* **Exercise goal**
Repeat, exactly and in full, the lines of the listing below, but without any pictures.

* **Records shown**
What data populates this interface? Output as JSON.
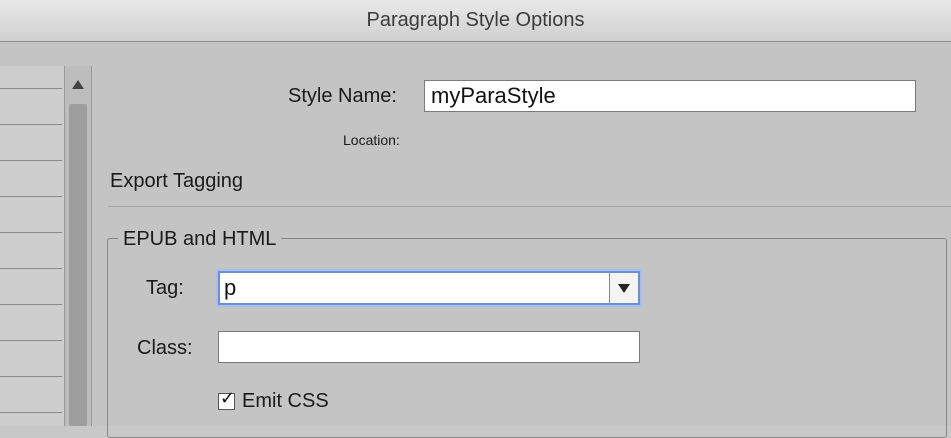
{
  "window": {
    "title": "Paragraph Style Options"
  },
  "general": {
    "style_name_label": "Style Name:",
    "style_name_value": "myParaStyle",
    "location_label": "Location:"
  },
  "export_tagging": {
    "heading": "Export Tagging",
    "epub_html": {
      "group_title": "EPUB and HTML",
      "tag_label": "Tag:",
      "tag_value": "p",
      "class_label": "Class:",
      "class_value": "",
      "emit_css_label": "Emit CSS",
      "emit_css_checked": true
    }
  },
  "icons": {
    "scroll_up": "up-triangle",
    "dropdown": "down-triangle",
    "checkmark": "check"
  }
}
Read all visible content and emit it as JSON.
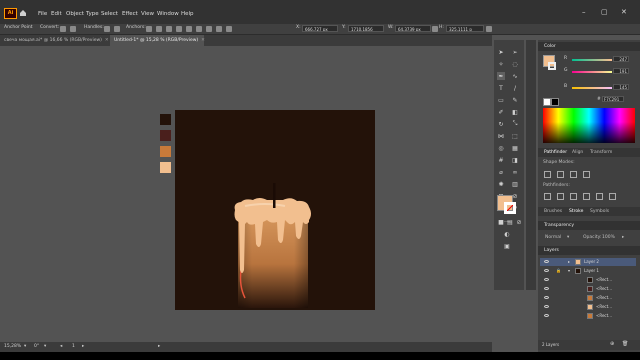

* **Solution to this exercise**
What data populates this interface? Output as JSON.
{
  "window": {
    "title": "Paragraph Style Options"
  },
  "general": {
    "style_name_label": "Style Name:",
    "style_name_value": "myParaStyle",
    "location_label": "Location:"
  },
  "export_tagging": {
    "heading": "Export Tagging",
    "epub_html": {
      "group_title": "EPUB and HTML",
      "tag_label": "Tag:",
      "tag_value": "p",
      "class_label": "Class:",
      "class_value": "",
      "emit_css_label": "Emit CSS",
      "emit_css_checked": true
    }
  },
  "icons": {
    "scroll_up": "up-triangle",
    "dropdown": "down-triangle",
    "checkmark": "check"
  }
}
Read all visible content and emit it as JSON.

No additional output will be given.